My experiment requires the determination of vapour pressure from which I will calculate the number density (or number of moles of the molecule) later, for a closed system.

Here's my setup :


Liquid is placed in a steel container with the steel tube connecting it to a t-junction. One branch goes to the liq N2 immersed catch flask, followed by a pump. Other branch goes to a pressure transducer (Si sensor, which measures absolute pressure, linear from 0.2 atm to 4 atm).

Procedure : Liquid, in my case n-hexane, is frozen in the container using liq. N2. The gases in the container and the tubes are removed using pump. While the valves are closed, the liquid is brought to room temperature. The freeze-pump-thaw cycle is repeated twice again, to remove dissolved gases from the liquid.

Later the liquid is brought to room temperature and the system is left for few hours for equilibrium while the container is immersed in a water bath. Valve for pump is closed during this time, while the valve towards the pressure sensor is open. Temperature measurement of the water bath is done using thermocouple.

Issues : The pressure sensor reading is always more than the saturated vapour pressure of the liquid for a given temperature. This maybe due to a leak. From Raman measurements of gases in the tube it was found that some N2 is present in the system.

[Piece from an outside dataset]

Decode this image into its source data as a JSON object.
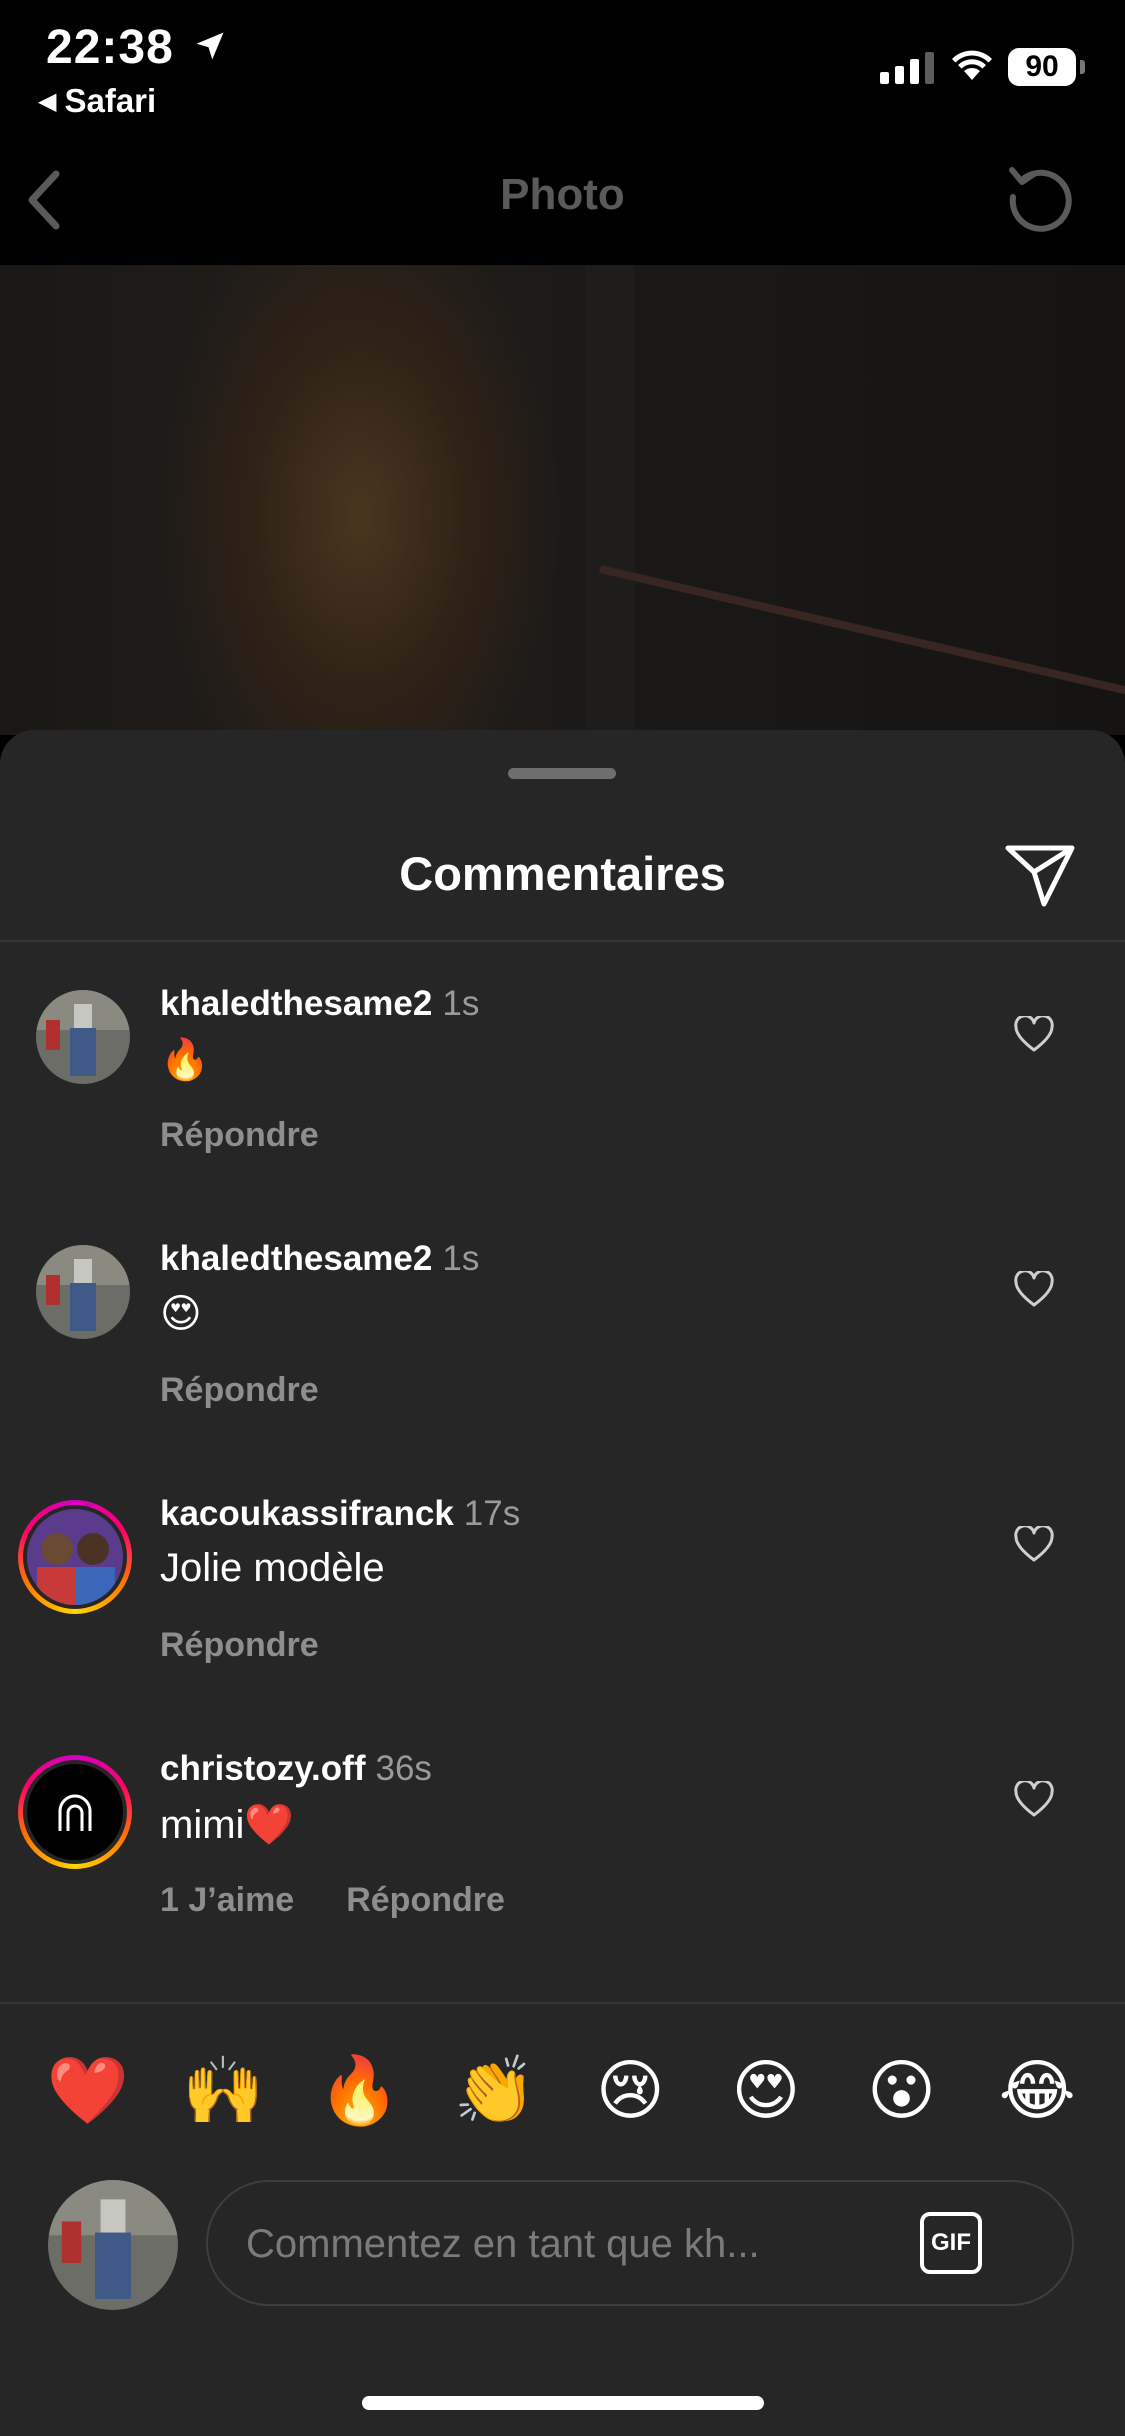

  1. What would be a good way to determine the vapour pressure of the liquid in this closed system.

  2. Would it be a good approximation to assume liquid-vapour equilibrium and use the tables of vapour pressure vs temperature to determine the corresponding value for my case.

Importantly, maximal error allowed in the determined vapour pressure value is up to 2%.


Updates :

Pressure reading while melting n-hexane at room temperature.


Pump used is an oil pump. pump used

  • $\begingroup$ What is the residual vacuum pressure, compared to vapour pressure ? $\endgroup$
    – Poutnik
    May 29 '20 at 5:30
  • 2
    $\begingroup$ a) fix the leak, b) test with empty sample container, c) calibrate your thermocouple, d) how was your pressure sensor calibrated, e) why does it take a few hours to equillibrate? $\endgroup$
    – Karl
    May 29 '20 at 5:34
  • 1
    $\begingroup$ What about dynamic measurement, watching how boiling point decreases with decreasing of pressure ? $\endgroup$
    – Poutnik
    May 29 '20 at 5:35
  • 1
    $\begingroup$ By "calibration", I mean "when did you last check the calibration?" If it was more than two days or two months ago (depending on who handled the instrument in the meantime), check it again. An OC lab full of solvent vapour is not a nice environment for delicate equipment. $\endgroup$
    – Karl
    May 29 '20 at 6:00
  • 1
    $\begingroup$ @ankit7540 I have not said you did. It was alternative arrangement suggestion, that could or could not be applied to your case. $\endgroup$
    – Poutnik
    May 29 '20 at 8:06

Your Answer

By clicking “Post Your Answer”, you agree to our terms of service, privacy policy and cookie policy

Browse other questions tagged or ask your own question.